## AIM OF THE TASK:
Copy all lines in the data that contain the string "arrow".

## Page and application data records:
◆ ◆ ◆ ◆ ◆
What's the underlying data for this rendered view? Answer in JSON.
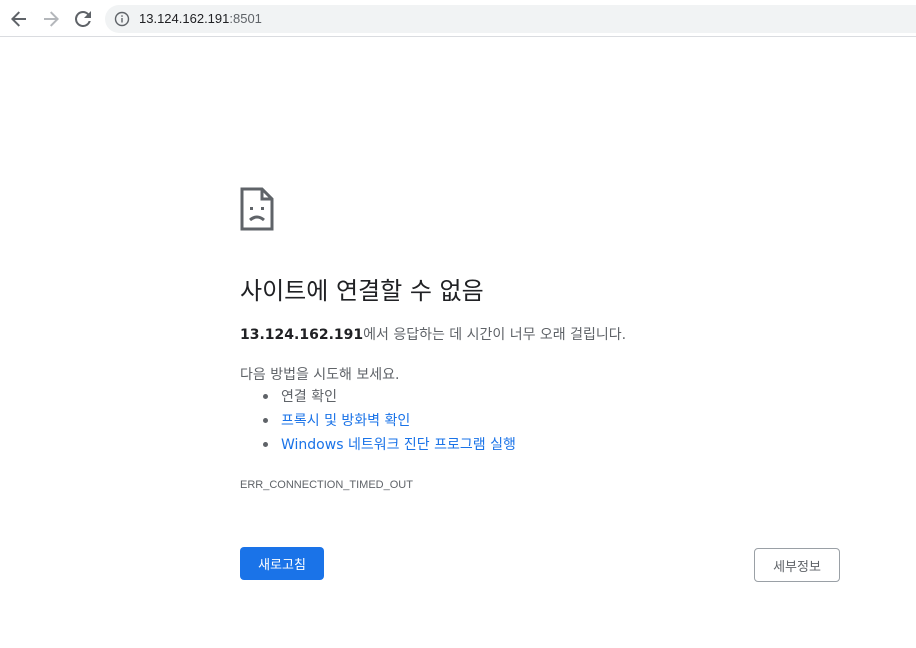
{
  "browser": {
    "url_host": "13.124.162.191",
    "url_port": ":8501",
    "icons": {
      "back": "back-arrow-icon",
      "forward": "forward-arrow-icon",
      "reload": "reload-icon",
      "info": "info-icon"
    }
  },
  "error_page": {
    "icon": "sad-page-icon",
    "title": "사이트에 연결할 수 없음",
    "host_bold": "13.124.162.191",
    "description_suffix": "에서 응답하는 데 시간이 너무 오래 걸립니다.",
    "suggest_intro": "다음 방법을 시도해 보세요.",
    "suggestions": [
      {
        "label": "연결 확인",
        "is_link": false
      },
      {
        "label": "프록시 및 방화벽 확인",
        "is_link": true
      },
      {
        "label": "Windows 네트워크 진단 프로그램 실행",
        "is_link": true
      }
    ],
    "error_code": "ERR_CONNECTION_TIMED_OUT",
    "reload_label": "새로고침",
    "details_label": "세부정보"
  },
  "colors": {
    "accent": "#1a73e8",
    "text_primary": "#202124",
    "text_secondary": "#5f6368",
    "omnibox_bg": "#f1f3f4"
  }
}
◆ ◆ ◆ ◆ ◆
## ANSWER FOR THIS EXERCISE:
      "back": "back-arrow-icon",
      "forward": "forward-arrow-icon",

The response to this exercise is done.